Thursday, January 4, 2007

Alan Leeds has a James Brown story.

Last week, Alan Leeds posted some wonderful reminiscences of his years as James Brown’s tour manager back in the ‘70s. Check out the “SKATES LIVES!” entry on his MySpace blog. (What I wouldn’t give to sit around a campfire with this cat and listen to him tell stories!)

“James hated sickness,” Alan writes. “In fact, he hated being around sick people. He saw sickness as a weakness and usually willed himself through any colds or flu he might catch on the road.”

The following anecdote makes the point:
ALAN LEEDS: During a particularly grueling series of one-nighters, [James] caught a flu bug. It was a fall weekend and he had spent the night at the Americana Hotel in New York following a show somewhere in New Jersey. He was scheduled to play Providence, Rhode Island, an hour away on the Lear jet. I was home in Cincinnati, appreciating a rare weekend of girlfriend and football.

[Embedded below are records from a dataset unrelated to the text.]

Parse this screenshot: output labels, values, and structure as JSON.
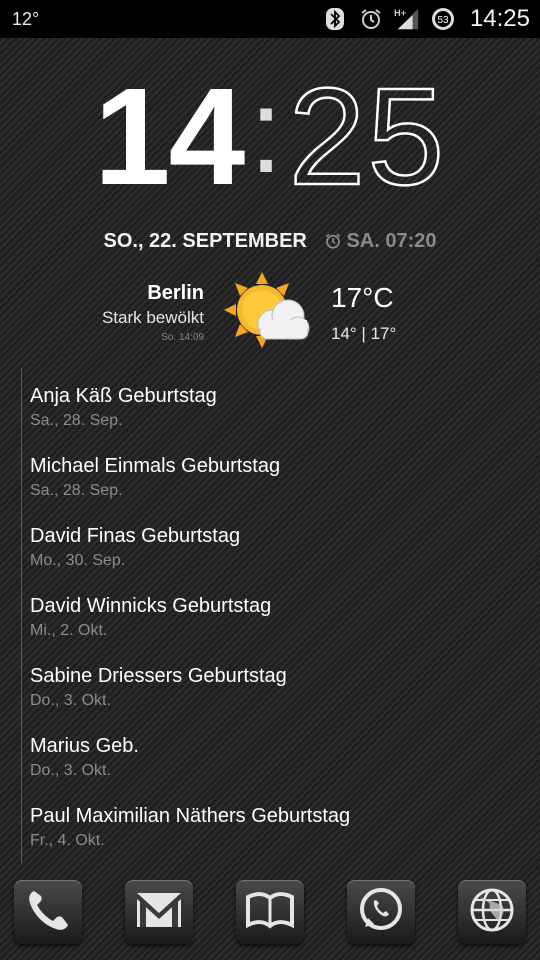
{
  "statusbar": {
    "left_text": "12°",
    "time": "14:25",
    "battery_level": "53",
    "icons": [
      "bluetooth-icon",
      "alarm-icon",
      "signal-hplus-icon",
      "battery-icon"
    ]
  },
  "clock": {
    "hours": "14",
    "separator": ":",
    "minutes": "25"
  },
  "date": {
    "text": "SO., 22. SEPTEMBER",
    "alarm": "SA. 07:20"
  },
  "weather": {
    "city": "Berlin",
    "condition": "Stark bewölkt",
    "updated": "So. 14:09",
    "temperature": "17°C",
    "range": "14° | 17°",
    "icon": "sun-cloud-icon"
  },
  "agenda": [
    {
      "title": "Anja Käß Geburtstag",
      "date": "Sa., 28. Sep."
    },
    {
      "title": "Michael Einmals Geburtstag",
      "date": "Sa., 28. Sep."
    },
    {
      "title": "David Finas Geburtstag",
      "date": "Mo., 30. Sep."
    },
    {
      "title": "David Winnicks Geburtstag",
      "date": "Mi., 2. Okt."
    },
    {
      "title": "Sabine Driessers Geburtstag",
      "date": "Do., 3. Okt."
    },
    {
      "title": "Marius Geb.",
      "date": "Do., 3. Okt."
    },
    {
      "title": "Paul Maximilian Näthers Geburtstag",
      "date": "Fr., 4. Okt."
    }
  ],
  "dock": [
    "phone-icon",
    "gmail-icon",
    "book-icon",
    "whatsapp-icon",
    "globe-icon"
  ]
}
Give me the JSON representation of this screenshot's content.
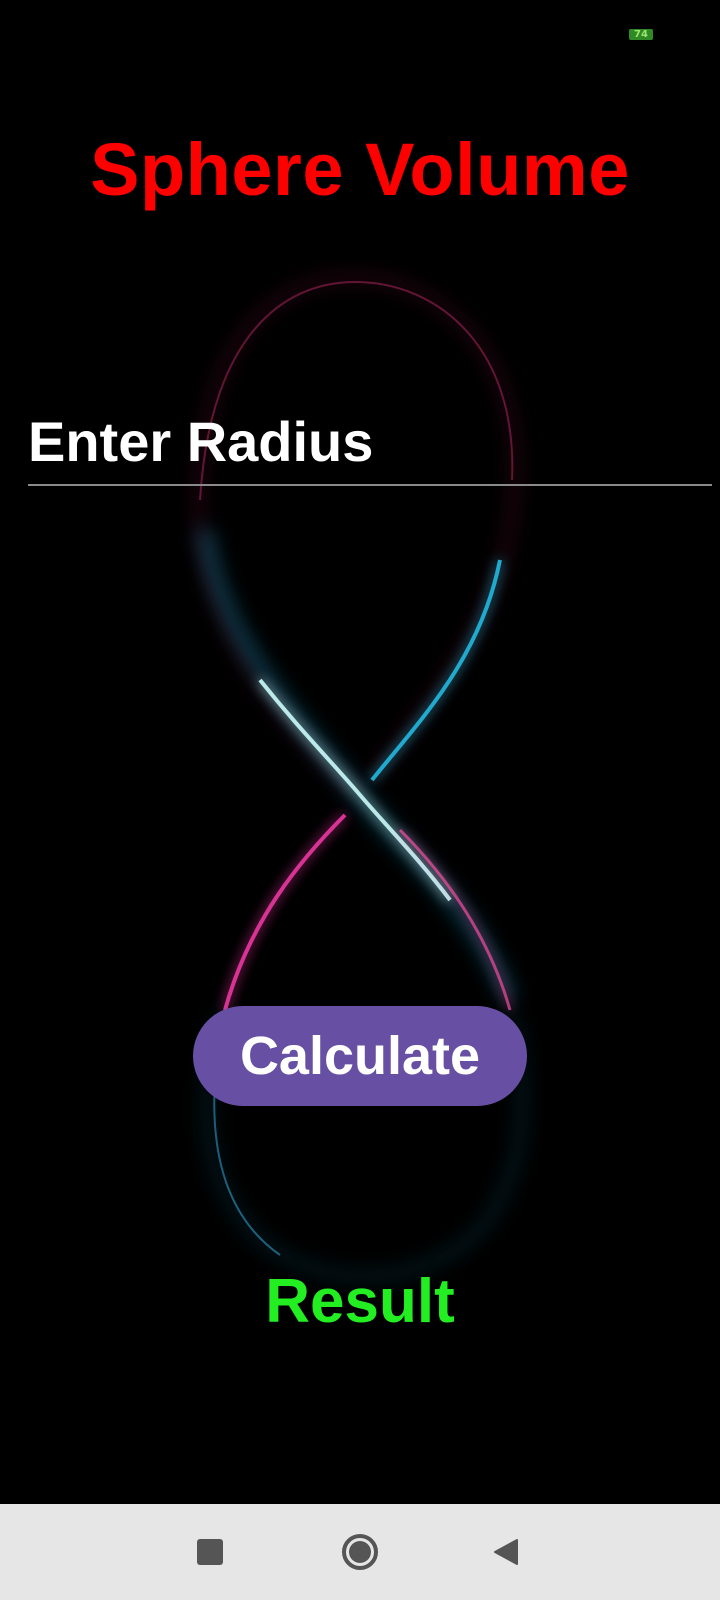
{
  "status_bar": {
    "battery_level": "74"
  },
  "app": {
    "title": "Sphere Volume",
    "radius_input": {
      "value": "",
      "placeholder": "Enter Radius"
    },
    "calculate_label": "Calculate",
    "result_text": "Result"
  },
  "navigation": {
    "recents_icon": "square-recents-icon",
    "home_icon": "circle-home-icon",
    "back_icon": "triangle-back-icon"
  },
  "colors": {
    "background": "#000000",
    "title": "#ff0000",
    "input_text": "#ffffff",
    "button": "#6750a4",
    "result": "#22ee22",
    "nav_bar": "#e6e6e6"
  }
}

Early Sunday I got a call from Danny Ray [James’s emcee] warning me that JB was probably too sick to perform that night and for me to remain on standby. Around noon Bobby Byrd called to report that James couldn't even walk from his bed to the bathroom. He couldn't eat or drink… full of fever. … Byrd said that the doctor had just given JB an antibiotic and ordered 48 hours bed rest. Cautiously I asked Bobby, "So you think I should cancel tonight's show in Providence?"

"No doubt,” he assured me, explaining that James's wife Dee Dee was on her way up from Georgia to nurse the boss back to health and there was no way in the world this man could perform. "Don't worry 'bout a thing," said Byrd. "He can't even talk or walk, how's he gonna sing and dance?"

And so I began the arduous task of contacting the road manager, our local promoter, the venue manager, radio and TV stations advertising the gig etc. etc. Football was raging in the background on the TV in my living room but the only score I knew was how many people in Providence I was unable to reach. Mind you, this was a Sunday in the pre-cellphone era. Businesses and switchboards were closed.

By about 4 o'clock I was satisfied that everybody in Providence who needed to know the show was cancelled was in the process of changing their plans for the night. Radio directed ticket holders to get refunds at their point of purchase and the venue was sending home ushers, ticket takers and security. Road manager Freddie Holmes stood by for directions on where to take the band next. We still didn't know where or when JB would be able to resume the tour.

After a deep breath I decided to call the Americana and check on my ailing boss. Dee Dee answered the phone in his suite. I caught myself speaking softly, as if my voice in the phone could have somehow disturbed James. "Oh man, I'm glad you're there, Mrs. Brown. How is he?"

"How IS he?" Dee Dee shouted. "How would I know? He left for the gig before I even got here!"

Out of the corner of my eye I saw what would have been a game-winning field goal fade short of the goalposts and the Bengals walk dejectedly off the field. I envied them. At least they had another game a week later. I was convinced I would NEVER have another show. My girlfriend saw my face and asked what happened, probably fearing I had just received some horrid news about JB's condition. I remember saying to her, "In about 90 minutes this phone is gonna ring and it's gonna be the ugliest call Cincinnati Bell ever carried on their wires."

Meanwhile I frantically tried reaching everybody in Providence to reverse the cancellation – assuring everyone that James Brown would indeed be there. They must have thought I was a moron. But I didn't care what they thought. I cared what JB thought. And it was bound to be worse than "moron.”

Sure enough the phone rang. The raspy voice was an uncharacteristic monotone. "Mr. Leeds, are you a doctor"? Not the question I expected. But like a… um… moron… I answered him, "No."

"Mr. Leeds I know you're not a doctor. And you know you're not a doctor. Son, I love you for caring about me like that. But I already got a doctor and I don't even listen to him."… his voice began escalating. "SO WHY DO YOU THINK I'M GONNA LISTEN TO YOU???!!!! DON'T YOU NEVER MAKE NO DECISION LIKE THAT UNLESS YOU HEAR IT FROM ME… AND ONLY ME!"

"But Mr. Brown," I sheepishly responded. "Mr. Byrd said you…" He cut me off abruptly.

"Was Mr. Byrd sick? Is Mr. Byrd a doctor? If YOU were sick, you gonna trust your life to Bobby Byrd? Shoot, you know he sings 'I Need Help.' Why you gonna go to a man who already needs help?? I love both you all but now I gotta do a show feelin' like this to half an empty auditorium. I think YOU'RE the one that's sick." And he hung up.

I didn't get fired that time, which illustrates the difference between his sickness and that of others. From that day on, ANY time someone told me about any of his ailments, I refused to listen and just asked, "Are you a doctor?" I'm mad that after last Monday, I'll never be able to ask that again.

1 comment:

Anonymous said...

Thanks for the story. James Brown obviously loved to perform and he always gave an all-out performance, full venue or less. He was a great entertainer.